“Everything about the case did not add up,” Ms Sibolla said of Ms Thabane’s bail.
“The confirmation by the police that someone as powerful as the (former) First Lady was the suspect didn’t sit well with me. Worse still is the fact that she was released (on bail).
“I called the investigation team which was also in the dark until the case had gone to court. Nothing added up and nothing was done to allay my fears. I was not even given the courtesy of being properly informed so that I could make my own preparations for my safety since the state had not given me any protection.
“The pain of betrayal by the justice system is that it doesn’t only break your heart, but is also darkens your soul. My life has completely changed and so have my sleeping patterns as I get constant nightmares. I am traumatised and no counsellor can help me pick up the pieces and make me whole again,” Ms Sibolla said at the time.
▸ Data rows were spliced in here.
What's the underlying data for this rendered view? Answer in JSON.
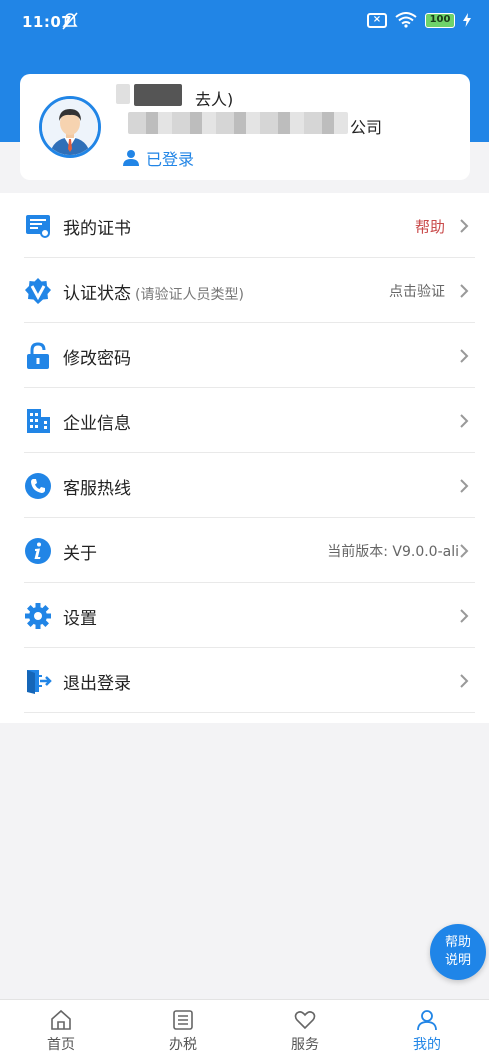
{
  "status_bar": {
    "time": "11:07",
    "battery": "100"
  },
  "profile": {
    "name_visible": "去人)",
    "company_visible": "公司",
    "login_status": "已登录"
  },
  "menu": {
    "items": [
      {
        "label": "我的证书",
        "sub": "",
        "right": "帮助",
        "icon": "certificate-icon"
      },
      {
        "label": "认证状态",
        "sub": "(请验证人员类型)",
        "right": "点击验证",
        "icon": "verified-badge-icon"
      },
      {
        "label": "修改密码",
        "sub": "",
        "right": "",
        "icon": "lock-icon"
      },
      {
        "label": "企业信息",
        "sub": "",
        "right": "",
        "icon": "building-icon"
      },
      {
        "label": "客服热线",
        "sub": "",
        "right": "",
        "icon": "phone-icon"
      },
      {
        "label": "关于",
        "sub": "",
        "right": "当前版本: V9.0.0-ali",
        "icon": "info-icon"
      },
      {
        "label": "设置",
        "sub": "",
        "right": "",
        "icon": "gear-icon"
      },
      {
        "label": "退出登录",
        "sub": "",
        "right": "",
        "icon": "logout-icon"
      }
    ]
  },
  "float_help": {
    "line1": "帮助",
    "line2": "说明"
  },
  "tabbar": {
    "tabs": [
      {
        "label": "首页",
        "icon": "home-icon"
      },
      {
        "label": "办税",
        "icon": "document-icon"
      },
      {
        "label": "服务",
        "icon": "heart-icon"
      },
      {
        "label": "我的",
        "icon": "user-icon"
      }
    ],
    "active": "我的"
  },
  "colors": {
    "accent": "#2185e6",
    "help": "#c94a4a"
  }
}
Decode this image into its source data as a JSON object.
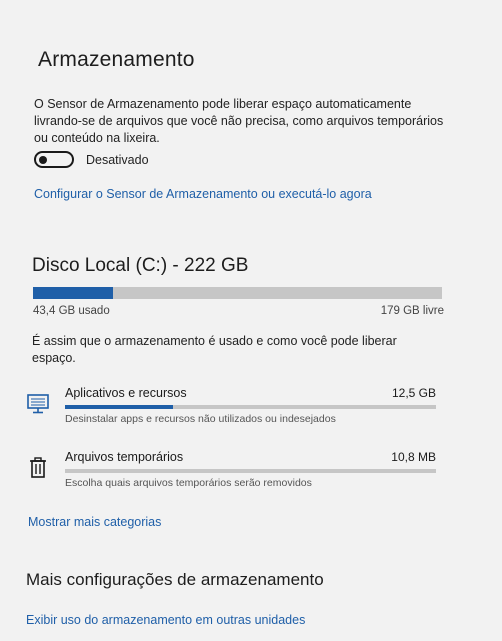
{
  "storage_sense": {
    "title": "Armazenamento",
    "description": "O Sensor de Armazenamento pode liberar espaço automaticamente livrando-se de arquivos que você não precisa, como arquivos temporários ou conteúdo na lixeira.",
    "toggle_state_label": "Desativado",
    "toggle_on": false,
    "configure_link": "Configurar o Sensor de Armazenamento ou executá-lo agora"
  },
  "disk": {
    "title": "Disco Local (C:) - 222 GB",
    "used_label": "43,4 GB usado",
    "free_label": "179 GB livre",
    "used_fraction": 0.195,
    "usage_description": "É assim que o armazenamento é usado e como você pode liberar espaço."
  },
  "categories": [
    {
      "icon": "monitor-icon",
      "name": "Aplicativos e recursos",
      "size": "12,5 GB",
      "fraction": 0.29,
      "subtitle": "Desinstalar apps e recursos não utilizados ou indesejados"
    },
    {
      "icon": "trash-icon",
      "name": "Arquivos temporários",
      "size": "10,8 MB",
      "fraction": 0.0,
      "subtitle": "Escolha quais arquivos temporários serão removidos"
    }
  ],
  "show_more_link": "Mostrar mais categorias",
  "more_settings": {
    "title": "Mais configurações de armazenamento",
    "other_drives_link": "Exibir uso do armazenamento em outras unidades"
  },
  "colors": {
    "accent": "#1f5fa8",
    "bar_track": "#c6c6c6",
    "background": "#f2f2f2"
  }
}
The failure to charge Mr Thabane despite the much-vaunted claims that his communication devices were used in the plotting of the murder has baffled many. Others now see the case, which attracted widespread international attention, being allowed to die a natural death. During her bail hearing ‘Maesaiah had herself taken umbrage with the decision to charge her when it was her husband’s phone that was allegedly used in the murder. Any failure to co-charge her husband is seen imperilling the entire state case even if it is pursued. Still, the whole case has been stagnant since ‘Maesaiah was originally charged almost 18 months ago. Any mishandling of the case is seen irretrievably damaging the reputation of the current DPP in the long term despite her initial efforts to pursue it. It is a case seen remaining entrenched in the national psyche until it is resolved.
Meanwhile, Lesotho’s perennial political and human rights problems came under the spotlight at the recent SADC summit in Lilongwe, Malawi.
In their communique following the 17 and 18 August 2021 summit, regional leaders urged the government to “expedite the completion of the ongoing reforms, and to continue with peace, transitional justice and reconciliation process to engender national unity, and bring about national healing and cohesion”.
The transitional justice issue has been a thorny one with the ABC and Prof Mahao all opposing the National Peace and Unity Bill which seeks to establish a National Peace and Unity Commission with powers to pardon suspects who testify truthfully and show remorse for their crimes. Prof Mahao and the ABC say the Bill is meant to protect high profile criminals at the expense of justice for the victims.
“The transitional justice commission is just a dishonest mechanism which will never bring peace to this country because Basotho will continue to discuss these things even if they try to hide them,” said Prof Mahao in the weekend interview.
“I was fired a day after I met families of the victims of human rights abuses. There were more than 40 people who came to that meeting and those people can tell you that they know their tormentors.
“Now you want to suppress that information over something (proposed National Peace and Unity Commission) which can never work. No one will voluntarily confess their sins.
“The best way is for suspects to be tried in court and be freed if there is no evidence to convict them. Everyone will be satisfied by that.
“We know the killers but we hide that. I can tell you that my cousin was killed by soldiers in 1986. They had arrested him at his home and took him to the river where gunshots were fired. Those who arrested him came back alone. We know and live among the army officers who arrested him.”
Prof Mahao said politicians were “unwilling to do the right thing and expose all human rights abuses for justice to be served”.
“Another cousin, a sibling to (former South African) President Thabo Mbeki, was abducted and killed. But there is still no justice yet we know very well who killed him. The killers of people like (Famo musician Mosotho) Chakela are known.
“We, especially us politicians, lack the will to ensure that these things are exposed for justice to be served. That is where the Lesotho problem lies. If we don’t deal with these issues, future generations will never heal. There will be a recycling of hatred and acrimony,” Prof Mahao said.